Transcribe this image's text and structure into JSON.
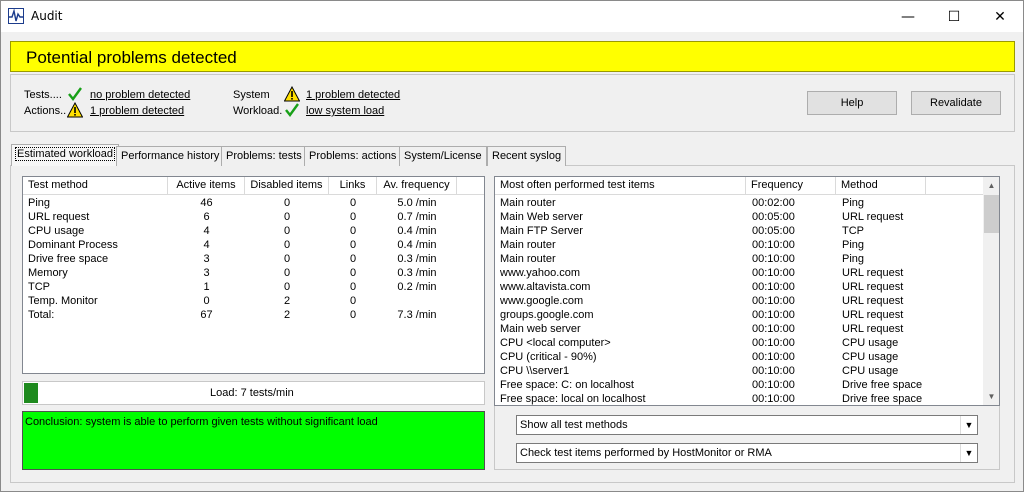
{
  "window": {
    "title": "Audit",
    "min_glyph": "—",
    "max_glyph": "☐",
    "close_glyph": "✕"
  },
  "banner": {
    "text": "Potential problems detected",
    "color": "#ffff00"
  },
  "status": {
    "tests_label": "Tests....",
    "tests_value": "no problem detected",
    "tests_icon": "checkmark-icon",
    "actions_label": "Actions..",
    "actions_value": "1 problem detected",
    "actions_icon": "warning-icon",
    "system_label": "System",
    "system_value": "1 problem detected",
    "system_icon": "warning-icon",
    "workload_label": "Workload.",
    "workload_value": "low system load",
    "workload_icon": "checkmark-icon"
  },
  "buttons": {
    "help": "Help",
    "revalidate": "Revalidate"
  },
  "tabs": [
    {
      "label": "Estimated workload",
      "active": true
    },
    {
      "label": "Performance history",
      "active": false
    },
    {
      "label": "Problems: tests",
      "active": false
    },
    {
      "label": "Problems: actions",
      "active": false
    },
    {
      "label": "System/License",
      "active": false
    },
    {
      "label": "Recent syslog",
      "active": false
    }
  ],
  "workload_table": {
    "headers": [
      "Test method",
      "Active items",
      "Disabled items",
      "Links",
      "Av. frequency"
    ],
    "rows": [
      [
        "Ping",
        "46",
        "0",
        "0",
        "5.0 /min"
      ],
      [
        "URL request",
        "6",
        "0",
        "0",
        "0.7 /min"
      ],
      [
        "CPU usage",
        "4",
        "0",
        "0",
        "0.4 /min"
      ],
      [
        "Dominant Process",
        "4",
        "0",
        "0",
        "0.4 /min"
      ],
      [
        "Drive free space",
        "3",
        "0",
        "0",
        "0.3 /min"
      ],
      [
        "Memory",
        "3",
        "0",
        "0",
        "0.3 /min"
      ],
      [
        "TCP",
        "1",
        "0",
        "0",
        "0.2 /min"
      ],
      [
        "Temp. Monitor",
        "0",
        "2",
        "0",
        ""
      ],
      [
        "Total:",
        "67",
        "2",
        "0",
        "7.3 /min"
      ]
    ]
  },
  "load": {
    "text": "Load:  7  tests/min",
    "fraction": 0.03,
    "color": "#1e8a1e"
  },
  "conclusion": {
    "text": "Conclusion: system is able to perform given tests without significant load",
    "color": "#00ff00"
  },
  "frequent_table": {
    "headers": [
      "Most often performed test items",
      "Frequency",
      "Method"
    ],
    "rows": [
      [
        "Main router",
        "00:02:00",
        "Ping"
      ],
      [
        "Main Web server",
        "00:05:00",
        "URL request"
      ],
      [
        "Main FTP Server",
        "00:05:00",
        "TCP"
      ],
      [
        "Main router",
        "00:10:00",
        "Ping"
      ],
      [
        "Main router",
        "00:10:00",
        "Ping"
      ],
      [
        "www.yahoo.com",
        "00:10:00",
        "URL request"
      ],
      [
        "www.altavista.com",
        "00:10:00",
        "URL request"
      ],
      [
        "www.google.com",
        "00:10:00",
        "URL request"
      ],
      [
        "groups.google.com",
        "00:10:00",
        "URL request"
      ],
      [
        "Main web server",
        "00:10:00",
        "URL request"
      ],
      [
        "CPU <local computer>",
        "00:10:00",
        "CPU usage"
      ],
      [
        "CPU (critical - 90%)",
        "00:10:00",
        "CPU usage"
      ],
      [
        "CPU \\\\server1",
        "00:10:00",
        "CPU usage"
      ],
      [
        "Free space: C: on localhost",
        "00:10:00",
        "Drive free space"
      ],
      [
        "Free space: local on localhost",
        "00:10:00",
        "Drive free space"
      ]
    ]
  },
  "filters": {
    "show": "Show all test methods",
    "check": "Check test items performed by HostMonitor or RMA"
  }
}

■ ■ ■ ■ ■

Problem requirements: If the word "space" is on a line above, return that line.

Result of this exercise:
        "Drive free space",
        "Free space: C: on localhost",
        "Drive free space"
        "Free space: local on localhost",
        "Drive free space"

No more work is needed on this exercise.